Work request | All lines with the word "verified" must be pulled from the entries below.

Data to use |
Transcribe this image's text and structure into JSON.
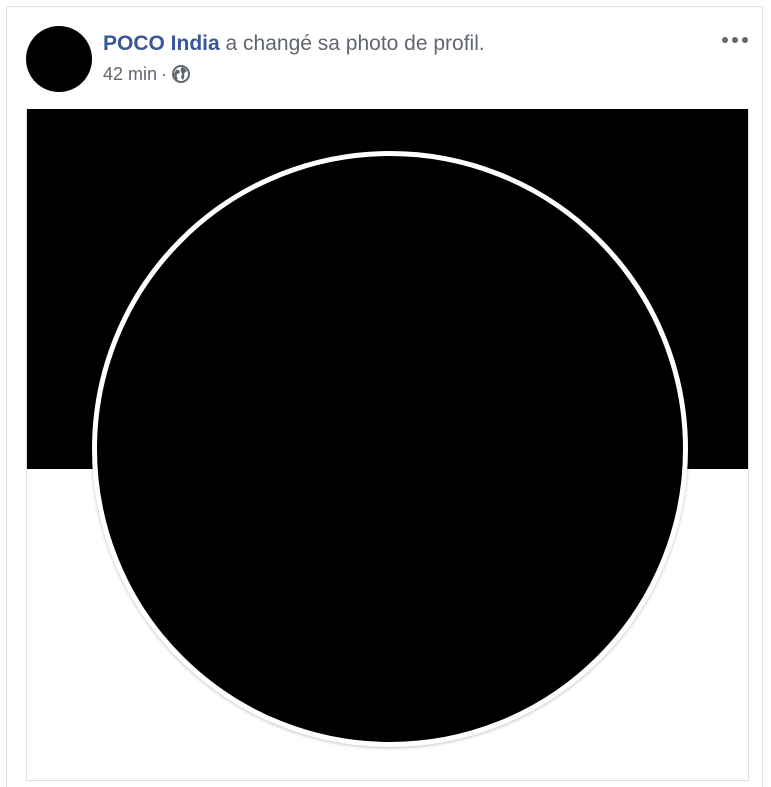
{
  "post": {
    "page_name": "POCO India",
    "action_text": "a changé sa photo de profil.",
    "timestamp": "42 min",
    "separator": "·",
    "audience_icon": "globe-icon",
    "more_icon": "more-options-icon"
  },
  "colors": {
    "link": "#385898",
    "secondary_text": "#616770",
    "border": "#dddfe2",
    "photo_background": "#000000"
  }
}
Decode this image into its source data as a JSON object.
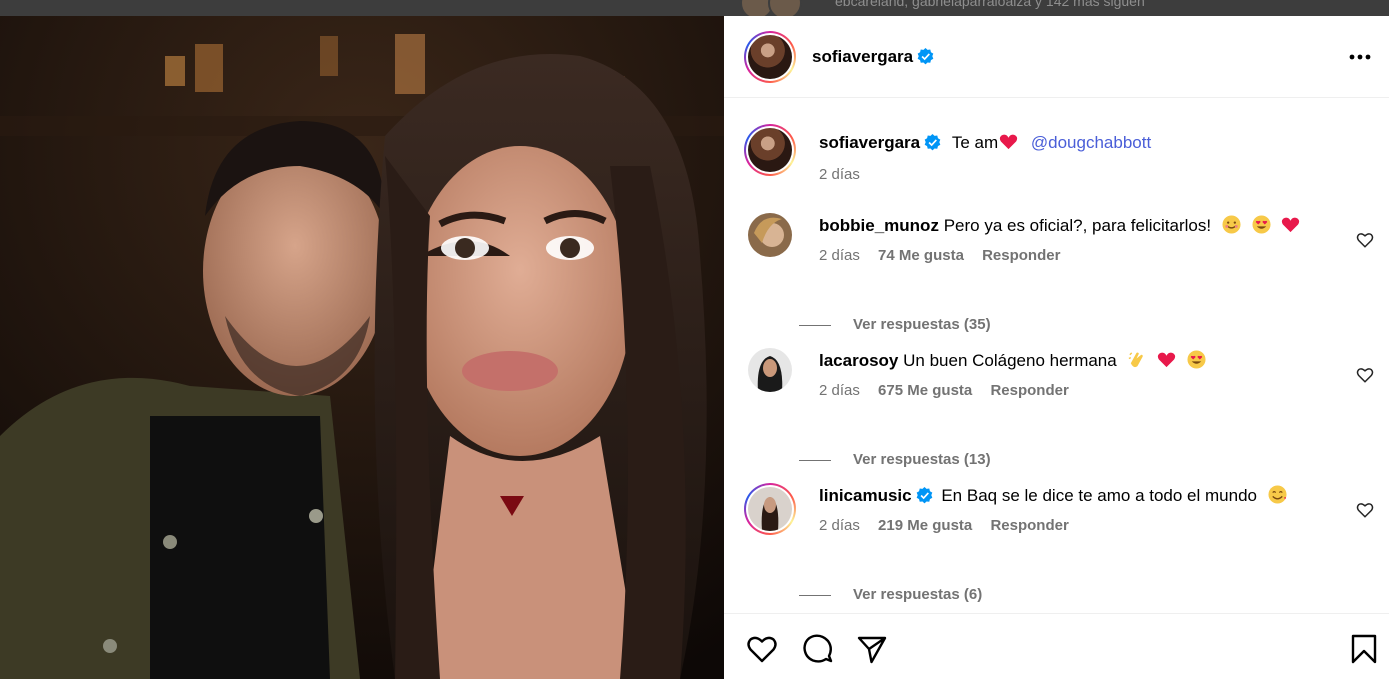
{
  "backdrop": {
    "followers_text": "ebcareland, gabrielaparraloaiza y 142 más siguen"
  },
  "post": {
    "username": "sofiavergara",
    "verified": true,
    "more_icon": "more-horizontal-icon",
    "caption": {
      "username": "sofiavergara",
      "text": "Te am",
      "emoji": "red-heart",
      "mention": "@dougchabbott",
      "time": "2 días"
    }
  },
  "comments": [
    {
      "username": "bobbie_munoz",
      "verified": false,
      "text": "Pero ya es oficial?, para felicitarlos!",
      "emojis": [
        "smiling-face",
        "heart-eyes",
        "red-heart"
      ],
      "time": "2 días",
      "likes": "74 Me gusta",
      "reply_label": "Responder",
      "view_replies": "Ver respuestas (35)"
    },
    {
      "username": "lacarosoy",
      "verified": false,
      "text": "Un buen Colágeno hermana",
      "emojis": [
        "clapping-hands",
        "red-heart",
        "heart-eyes"
      ],
      "time": "2 días",
      "likes": "675 Me gusta",
      "reply_label": "Responder",
      "view_replies": "Ver respuestas (13)"
    },
    {
      "username": "linicamusic",
      "verified": true,
      "text": "En Baq se le dice te amo a todo el mundo",
      "emojis": [
        "smiling-face-with-hearts"
      ],
      "time": "2 días",
      "likes": "219 Me gusta",
      "reply_label": "Responder",
      "view_replies": "Ver respuestas (6)"
    }
  ],
  "colors": {
    "verified": "#0095f6",
    "mention": "#4a5ed8",
    "muted": "#737373",
    "heart": "#e8194b"
  }
}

Task answer |
    "verified": true,
      "verified": false,
      "verified": false,
      "verified": true,
    "verified": "#0095f6",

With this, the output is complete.